WORK TASK:
Search the entries below. Return every line that has "integer" in it.
[[ MATERIALS PROVIDED open ]]
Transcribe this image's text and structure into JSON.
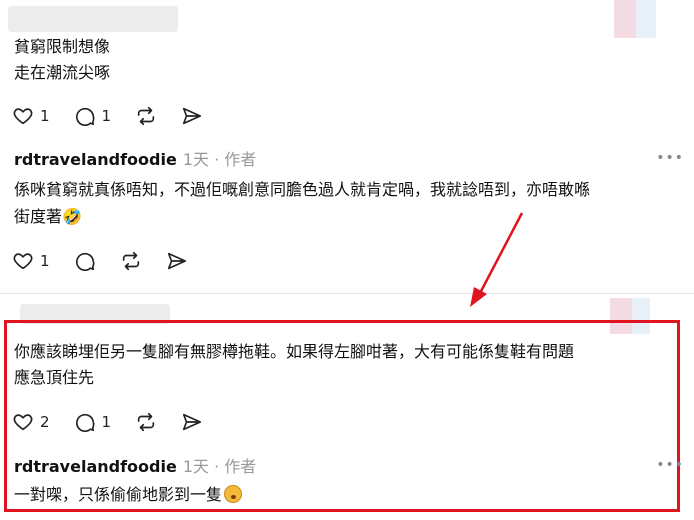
{
  "comments": [
    {
      "lines": [
        "貧窮限制想像",
        "走在潮流尖啄"
      ],
      "likes": "1",
      "replies": "1"
    },
    {
      "username": "rdtravelandfoodie",
      "meta": "1天 · 作者",
      "lines": [
        "係咪貧窮就真係唔知，不過佢嘅創意同膽色過人就肯定喎，我就諗唔到，亦唔敢喺",
        "街度著🤣"
      ],
      "likes": "1",
      "replies": ""
    },
    {
      "lines": [
        "你應該睇埋佢另一隻腳有無膠樽拖鞋。如果得左腳咁著，大有可能係隻鞋有問題",
        "應急頂住先"
      ],
      "likes": "2",
      "replies": "1"
    },
    {
      "username": "rdtravelandfoodie",
      "meta": "1天 · 作者",
      "lines": [
        "一對㗎，只係偷偷地影到一隻"
      ]
    }
  ],
  "more_label": "•••",
  "colors": {
    "highlight": "#e0141e",
    "arrow": "#e0141e"
  },
  "icons": [
    "heart-icon",
    "comment-icon",
    "repost-icon",
    "share-icon",
    "more-icon",
    "emoji-icon"
  ]
}
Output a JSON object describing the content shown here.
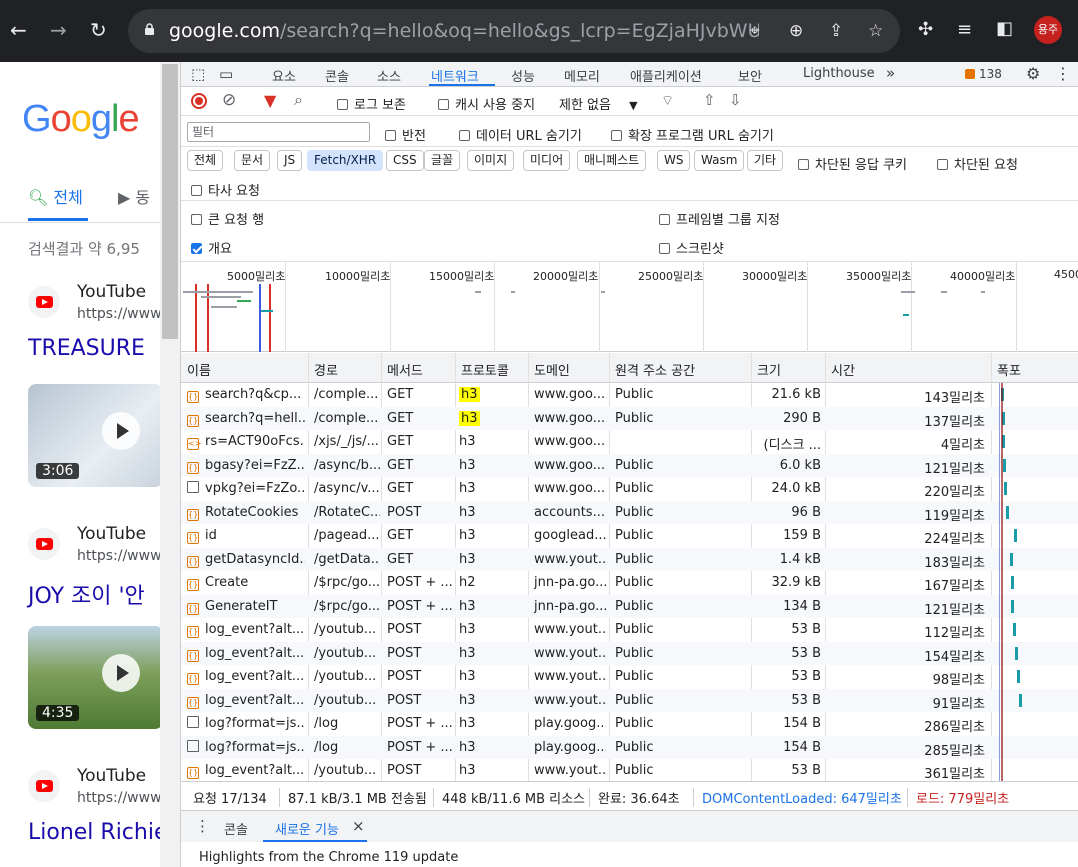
{
  "browser": {
    "url_host": "google.com",
    "url_rest": "/search?q=hello&oq=hello&gs_lcrp=EgZjaHJvbWUqEAgA...",
    "profile_label": "용주"
  },
  "google": {
    "tab_all": "전체",
    "tab_video": "동",
    "result_count": "검색결과 약 6,95",
    "results": [
      {
        "site": "YouTube",
        "url": "https://www.y",
        "title": "TREASURE"
      },
      {
        "site": "YouTube",
        "url": "https://www.y",
        "title": "JOY 조이 '안"
      },
      {
        "site": "YouTube",
        "url": "https://www.y",
        "title": "Lionel Richie"
      }
    ],
    "durations": [
      "3:06",
      "4:35"
    ]
  },
  "devtools": {
    "tabs": [
      "요소",
      "콘솔",
      "소스",
      "네트워크",
      "성능",
      "메모리",
      "애플리케이션",
      "보안",
      "Lighthouse"
    ],
    "more": "»",
    "issues_count": "138",
    "toolbar": {
      "preserve_log": "로그 보존",
      "disable_cache": "캐시 사용 중지",
      "throttle": "제한 없음"
    },
    "filter": {
      "placeholder": "필터",
      "invert": "반전",
      "hide_data_url": "데이터 URL 숨기기",
      "hide_ext_url": "확장 프로그램 URL 숨기기"
    },
    "types": [
      "전체",
      "문서",
      "JS",
      "Fetch/XHR",
      "CSS",
      "글꼴",
      "이미지",
      "미디어",
      "매니페스트",
      "WS",
      "Wasm",
      "기타"
    ],
    "blocked_cookies": "차단된 응답 쿠키",
    "blocked_requests": "차단된 요청",
    "third_party": "타사 요청",
    "big_rows": "큰 요청 행",
    "group_by_frame": "프레임별 그룹 지정",
    "overview": "개요",
    "screenshots": "스크린샷",
    "timeline_labels": [
      "5000밀리초",
      "10000밀리초",
      "15000밀리초",
      "20000밀리초",
      "25000밀리초",
      "30000밀리초",
      "35000밀리초",
      "40000밀리초",
      "4500"
    ],
    "columns": [
      "이름",
      "경로",
      "메서드",
      "프로토콜",
      "도메인",
      "원격 주소 공간",
      "크기",
      "시간",
      "폭포"
    ],
    "rows": [
      {
        "icon": "{}",
        "name": "search?q&cp...",
        "path": "/comple...",
        "method": "GET",
        "protocol": "h3",
        "domain": "www.goo...",
        "space": "Public",
        "size": "21.6 kB",
        "time": "143밀리초"
      },
      {
        "icon": "{}",
        "name": "search?q=hell...",
        "path": "/comple...",
        "method": "GET",
        "protocol": "h3",
        "domain": "www.goo...",
        "space": "Public",
        "size": "290 B",
        "time": "137밀리초"
      },
      {
        "icon": "<>",
        "name": "rs=ACT90oFcs...",
        "path": "/xjs/_/js/...",
        "method": "GET",
        "protocol": "h3",
        "domain": "www.goo...",
        "space": "",
        "size": "(디스크 ...",
        "time": "4밀리초"
      },
      {
        "icon": "{}",
        "name": "bgasy?ei=FzZ...",
        "path": "/async/b...",
        "method": "GET",
        "protocol": "h3",
        "domain": "www.goo...",
        "space": "Public",
        "size": "6.0 kB",
        "time": "121밀리초"
      },
      {
        "icon": "doc",
        "name": "vpkg?ei=FzZo...",
        "path": "/async/v...",
        "method": "GET",
        "protocol": "h3",
        "domain": "www.goo...",
        "space": "Public",
        "size": "24.0 kB",
        "time": "220밀리초"
      },
      {
        "icon": "{}",
        "name": "RotateCookies",
        "path": "/RotateC...",
        "method": "POST",
        "protocol": "h3",
        "domain": "accounts....",
        "space": "Public",
        "size": "96 B",
        "time": "119밀리초"
      },
      {
        "icon": "{}",
        "name": "id",
        "path": "/pagead...",
        "method": "GET",
        "protocol": "h3",
        "domain": "googlead...",
        "space": "Public",
        "size": "159 B",
        "time": "224밀리초"
      },
      {
        "icon": "{}",
        "name": "getDatasyncId...",
        "path": "/getData...",
        "method": "GET",
        "protocol": "h3",
        "domain": "www.yout...",
        "space": "Public",
        "size": "1.4 kB",
        "time": "183밀리초"
      },
      {
        "icon": "{}",
        "name": "Create",
        "path": "/$rpc/go...",
        "method": "POST + ...",
        "protocol": "h2",
        "domain": "jnn-pa.go...",
        "space": "Public",
        "size": "32.9 kB",
        "time": "167밀리초"
      },
      {
        "icon": "{}",
        "name": "GenerateIT",
        "path": "/$rpc/go...",
        "method": "POST + ...",
        "protocol": "h3",
        "domain": "jnn-pa.go...",
        "space": "Public",
        "size": "134 B",
        "time": "121밀리초"
      },
      {
        "icon": "{}",
        "name": "log_event?alt...",
        "path": "/youtub...",
        "method": "POST",
        "protocol": "h3",
        "domain": "www.yout...",
        "space": "Public",
        "size": "53 B",
        "time": "112밀리초"
      },
      {
        "icon": "{}",
        "name": "log_event?alt...",
        "path": "/youtub...",
        "method": "POST",
        "protocol": "h3",
        "domain": "www.yout...",
        "space": "Public",
        "size": "53 B",
        "time": "154밀리초"
      },
      {
        "icon": "{}",
        "name": "log_event?alt...",
        "path": "/youtub...",
        "method": "POST",
        "protocol": "h3",
        "domain": "www.yout...",
        "space": "Public",
        "size": "53 B",
        "time": "98밀리초"
      },
      {
        "icon": "{}",
        "name": "log_event?alt...",
        "path": "/youtub...",
        "method": "POST",
        "protocol": "h3",
        "domain": "www.yout...",
        "space": "Public",
        "size": "53 B",
        "time": "91밀리초"
      },
      {
        "icon": "doc",
        "name": "log?format=js...",
        "path": "/log",
        "method": "POST + ...",
        "protocol": "h3",
        "domain": "play.goog...",
        "space": "Public",
        "size": "154 B",
        "time": "286밀리초"
      },
      {
        "icon": "doc",
        "name": "log?format=js...",
        "path": "/log",
        "method": "POST + ...",
        "protocol": "h3",
        "domain": "play.goog...",
        "space": "Public",
        "size": "154 B",
        "time": "285밀리초"
      },
      {
        "icon": "{}",
        "name": "log_event?alt...",
        "path": "/youtub...",
        "method": "POST",
        "protocol": "h3",
        "domain": "www.yout...",
        "space": "Public",
        "size": "53 B",
        "time": "361밀리초"
      }
    ],
    "status": {
      "requests": "요청 17/134",
      "transferred": "87.1 kB/3.1 MB 전송됨",
      "resources": "448 kB/11.6 MB 리소스",
      "finish": "완료: 36.64초",
      "dcl": "DOMContentLoaded: 647밀리초",
      "load": "로드: 779밀리초"
    },
    "drawer": {
      "console": "콘솔",
      "whats_new": "새로운 기능",
      "close": "×",
      "highlights": "Highlights from the Chrome 119 update"
    }
  },
  "colors": {
    "accent": "#1a73e8",
    "highlight": "#ffff00",
    "load": "#c5221f"
  }
}
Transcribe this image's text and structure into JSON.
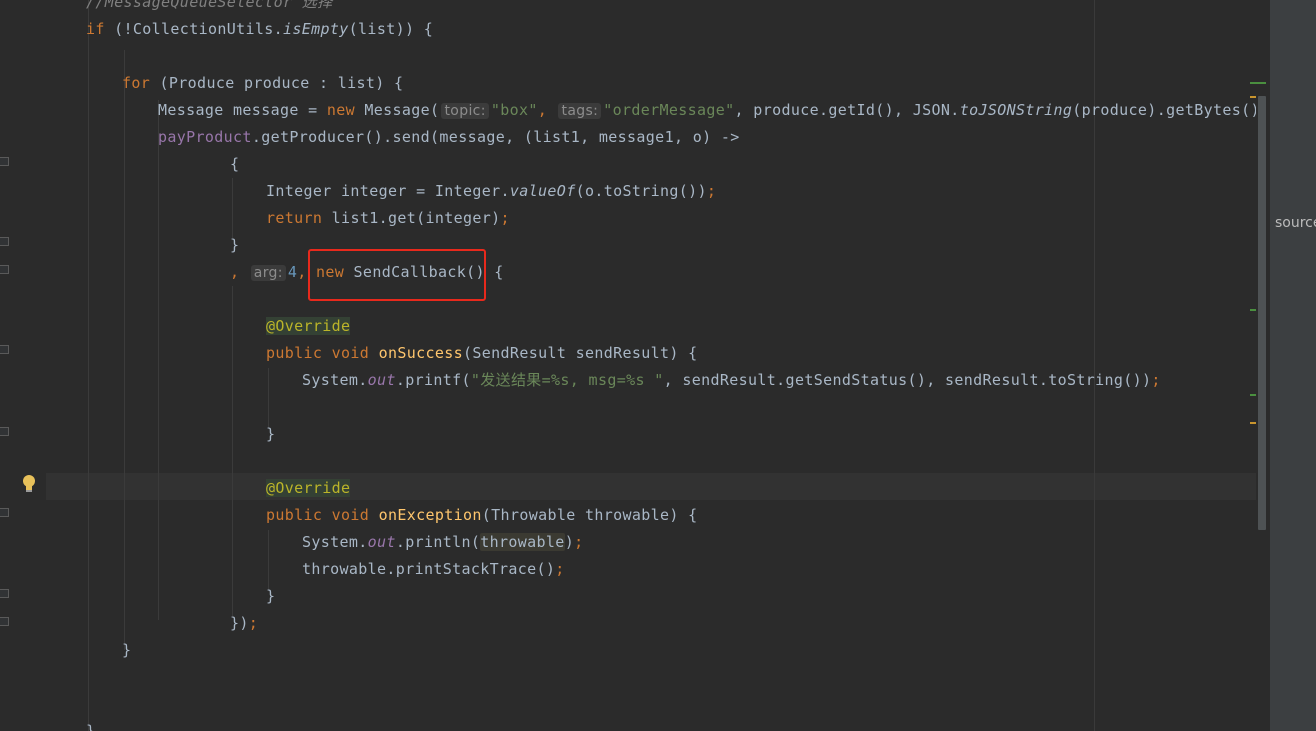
{
  "editor": {
    "lines": {
      "l0_comment": "//MessageQueueSelector 选择",
      "l1_kw_if": "if",
      "l1_rest_a": " (!CollectionUtils.",
      "l1_isEmpty": "isEmpty",
      "l1_rest_b": "(list)) {",
      "l3_kw_for": "for",
      "l3_rest": " (Produce produce : list) {",
      "l4_a": "Message message = ",
      "l4_kw_new": "new",
      "l4_b": " Message(",
      "l4_hint_topic": "topic:",
      "l4_str_box": "\"box\"",
      "l4_comma1": ", ",
      "l4_hint_tags": "tags:",
      "l4_str_order": "\"orderMessage\"",
      "l4_c": ", produce.getId(), JSON.",
      "l4_tojson": "toJSONString",
      "l4_d": "(produce).getBytes())",
      "l4_semi": ";",
      "l5_field": "payProduct",
      "l5_rest": ".getProducer().send(message, (list1, message1, o) ->",
      "l6": "{",
      "l7_a": "Integer integer = Integer.",
      "l7_valueof": "valueOf",
      "l7_b": "(o.toString())",
      "l7_semi": ";",
      "l8_kw_return": "return",
      "l8_rest": " list1.get(integer)",
      "l8_semi": ";",
      "l9": "}",
      "l10_comma": ", ",
      "l10_hint_arg": "arg:",
      "l10_num": "4",
      "l10_comma2": ", ",
      "l10_kw_new": "new",
      "l10_rest": " SendCallback() {",
      "l12_override": "@Override",
      "l13_kw": "public void",
      "l13_fn": "onSuccess",
      "l13_rest": "(SendResult sendResult) {",
      "l14_a": "System.",
      "l14_out": "out",
      "l14_b": ".printf(",
      "l14_str": "\"发送结果=%s, msg=%s \"",
      "l14_c": ", sendResult.getSendStatus(), sendResult.toString())",
      "l14_semi": ";",
      "l16": "}",
      "l18_override": "@Override",
      "l19_kw": "public void",
      "l19_fn": "onException",
      "l19_rest": "(Throwable throwable) {",
      "l20_a": "System.",
      "l20_out": "out",
      "l20_b": ".println(",
      "l20_usage": "throwable",
      "l20_c": ")",
      "l20_semi": ";",
      "l21_a": "throwable.printStackTrace()",
      "l21_semi": ";",
      "l22": "}",
      "l23_a": "})",
      "l23_semi": ";",
      "l24": "}",
      "l27": "}"
    }
  },
  "right_panel": {
    "label": "source"
  },
  "icons": {
    "bulb": "lightbulb-icon"
  },
  "colors": {
    "background": "#2b2b2b",
    "keyword": "#cc7832",
    "string": "#6a8759",
    "field": "#9876aa",
    "method": "#ffc66d",
    "annotation": "#bbb529",
    "highlight_box": "#e8291c"
  }
}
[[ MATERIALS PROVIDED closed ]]
RESPONSE TO THIS TASK:
      "l7_a": "Integer integer = Integer.",
      "l8_rest": " list1.get(integer)",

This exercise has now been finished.